AUZENNE: Venerable Henriette Delille - An unlikely nun

November 8, 2022

Portraits of three of six Black American Catholics who are sainthood candidates are seen at St. Matthew's Cathedral Feb. 6, 2022, during a Mass marking Black History Month. Pictured from left are: Sister Thea Bowman, a Franciscan Sister of Perpetual Adoration, known for her singing, speaking and evangelizing; Pierre Toussaint, a Haitian American who was brought to New York City as a slave and became a hairdresser and philanthropist after becoming free; and Mother Henriette Delille of New Orleans, a descendant of slaves who founded the Sisters of the Holy Family in 1836. (CNS photo/Javier Diaz, Catholic Standard)

On Oct. 15, 1851, in the city of New Orleans, Henriette Delille professed her vows as a religious sister.
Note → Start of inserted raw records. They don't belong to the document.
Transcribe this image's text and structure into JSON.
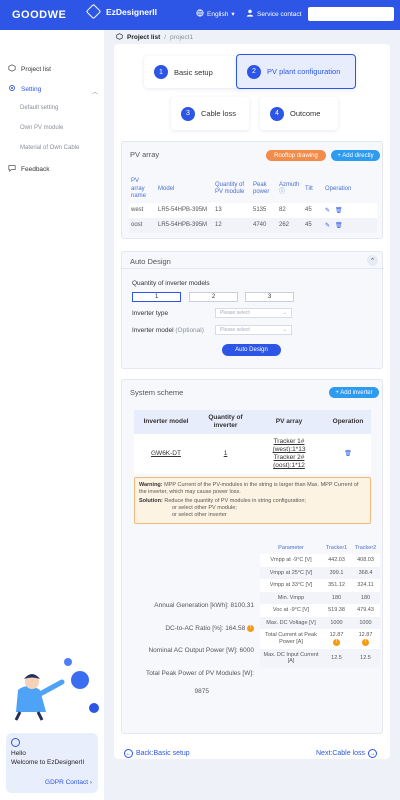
{
  "header": {
    "logo": "GOODWE",
    "brand": "EzDesignerII",
    "language": "English",
    "service": "Service contact",
    "search_value": ""
  },
  "sidebar": {
    "items": [
      {
        "label": "Project list"
      },
      {
        "label": "Setting"
      },
      {
        "label": "Default setting"
      },
      {
        "label": "Own PV module"
      },
      {
        "label": "Material of Own Cable"
      },
      {
        "label": "Feedback"
      }
    ],
    "hello_title": "Hello",
    "hello_sub": "Welcome to EzDesignerII",
    "gdpr": "GDPR Contact"
  },
  "breadcrumb": {
    "root": "Project list",
    "sep": "/",
    "current": "project1"
  },
  "steps": [
    {
      "num": "1",
      "label": "Basic setup"
    },
    {
      "num": "2",
      "label": "PV plant configuration"
    },
    {
      "num": "3",
      "label": "Cable loss"
    },
    {
      "num": "4",
      "label": "Outcome"
    }
  ],
  "pv_array": {
    "title": "PV array",
    "rooftop_btn": "Rooftop drawing",
    "add_btn": "+ Add directly",
    "headers": [
      "PV array name",
      "Model",
      "Quantity of PV module",
      "Peak power",
      "Azmuth",
      "Tilt",
      "Operation"
    ],
    "rows": [
      {
        "name": "west",
        "model": "LR5-54HPB-395M",
        "qty": "13",
        "peak": "5135",
        "azimuth": "82",
        "tilt": "45"
      },
      {
        "name": "oost",
        "model": "LR5-54HPB-395M",
        "qty": "12",
        "peak": "4740",
        "azimuth": "262",
        "tilt": "45"
      }
    ]
  },
  "auto_design": {
    "title": "Auto Design",
    "qty_label": "Quantity of inverter models",
    "qty_options": [
      "1",
      "2",
      "3"
    ],
    "inv_type_label": "Inverter type",
    "inv_model_label": "Inverter model",
    "optional": "(Optional)",
    "placeholder": "Please select",
    "button": "Auto Design"
  },
  "system_scheme": {
    "title": "System scheme",
    "add_inverter": "+ Add inverter",
    "headers": [
      "Inverter model",
      "Quantity of inverter",
      "PV array",
      "Operation"
    ],
    "row": {
      "model": "GW6K-DT",
      "qty": "1",
      "arrays": [
        "Tracker 1#",
        "(west):1*13",
        "Tracker 2#",
        "(oost):1*12"
      ]
    },
    "warning_label": "Warning:",
    "warning_text": "MPP Current of the PV-modules in the string is larger than Max. MPP Current of the inverter, which may cause power loss.",
    "solution_label": "Solution:",
    "solution_lines": [
      "Reduce the quantity of PV modules in string configuration;",
      "or select other PV module;",
      "or select other inverter"
    ],
    "stats": [
      {
        "label": "Annual Generation [kWh]:",
        "value": "8100.31"
      },
      {
        "label": "DC-to-AC Ratio [%]:",
        "value": "164.58"
      },
      {
        "label": "Nominal AC Output Power [W]:",
        "value": "6000"
      },
      {
        "label": "Total Peak Power of PV Modules [W]:",
        "value": "9875"
      }
    ],
    "params_headers": [
      "Parameter",
      "Tracker1",
      "Tracker2"
    ],
    "params": [
      {
        "p": "Vmpp at -9°C [V]",
        "t1": "442.03",
        "t2": "408.03"
      },
      {
        "p": "Vmpp at 25°C [V]",
        "t1": "399.1",
        "t2": "368.4"
      },
      {
        "p": "Vmpp at 33°C [V]",
        "t1": "351.12",
        "t2": "324.11"
      },
      {
        "p": "Min. Vmpp",
        "t1": "180",
        "t2": "180"
      },
      {
        "p": "Voc at -9°C [V]",
        "t1": "519.38",
        "t2": "479.43"
      },
      {
        "p": "Max. DC Voltage [V]",
        "t1": "1000",
        "t2": "1000"
      },
      {
        "p": "Total Current at Peak Power [A]",
        "t1": "12.87",
        "t2": "12.87"
      },
      {
        "p": "Max. DC Input Current [A]",
        "t1": "12.5",
        "t2": "12.5"
      }
    ]
  },
  "nav": {
    "back": "Back:Basic setup",
    "next": "Next:Cable loss"
  }
}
Although the walk to St. Mary’s Chapel was only a few blocks, her journey to religious life had been a long one.

Henriette was a femme de couleur libre (“free woman of color”), the daughter of a free Black mother and a White father.

At the age of 15, Henriette entered into a common-law marriage and gave birth to two sons, whom both died as infants. Her husband left her soon after the death of their second son, and she was so poor that she could not pay for the baby’s burial.

In her grief, Henriette turned to God and found both her Savior and her calling to religious life. But in 1830’s New Orleans, the only Black faces in convents were the enslaved women that worked as servants there. Firmly convinced of her vocation, Henriette persevered through years of rejection to eventually found the Sisters of the Holy Family, a religious community for Black women. That community celebrated its 180th anniversary this year.

Venerable Henriette Delille is one of six Black American Catholics whose lives are being considered for canonization. What spiritual lessons can we learn from this unlikely nun?

Start now. Henriette did not wait for permission from someone more powerful or influential to begin doing what God asked of her. Beginning in 1836, she and her small community educated enslaved people, nursed the sick and provided for the poor. By the time the Sisters of the Holy Family were formally recognized in 1842, they had already touched hundreds of people through their works of mercy.

Keep going. Henriette was determined to honor her vocation to religious life, despite the tremendous odds against her. She courageously declared her “yes” to God with this simple prayer: I believe in God. I hope in God. I love. I want to live and die for God. We see the fruits of this prayer in the lives of the many Holy Family sisters active in ministry today.

Be reconciled. Henriette’s witness of holiness is set against the terrible racism she endured within the institutional Church. In that way, her story reflects the experiences of many people alive today who have endured racial discrimination in our local parishes, schools and institutions. For healing to occur, these stories must be told and received in a spirit of reconciliation. In our current climate of racial reckoning, the Church must lead – not follow — in the crucial work of racial justice.

Thanks to the cause for her canonization, the story of Venerable Henriette Delille has spread far beyond the New Orleans neighborhood where she lived and toiled with her sisters. Her story reminds us that saints are a gift to the entire Church, making us aware that holiness exists in every time and place. The trials of the saints are also our trials; their triumphs are our triumphs, and their heavenly home is ours, as well.

Venerable Henriette Delille, pray for us! †

Amy Auzenne, MSW, MACE, is the director of the Office of Evangelization and Catechesis.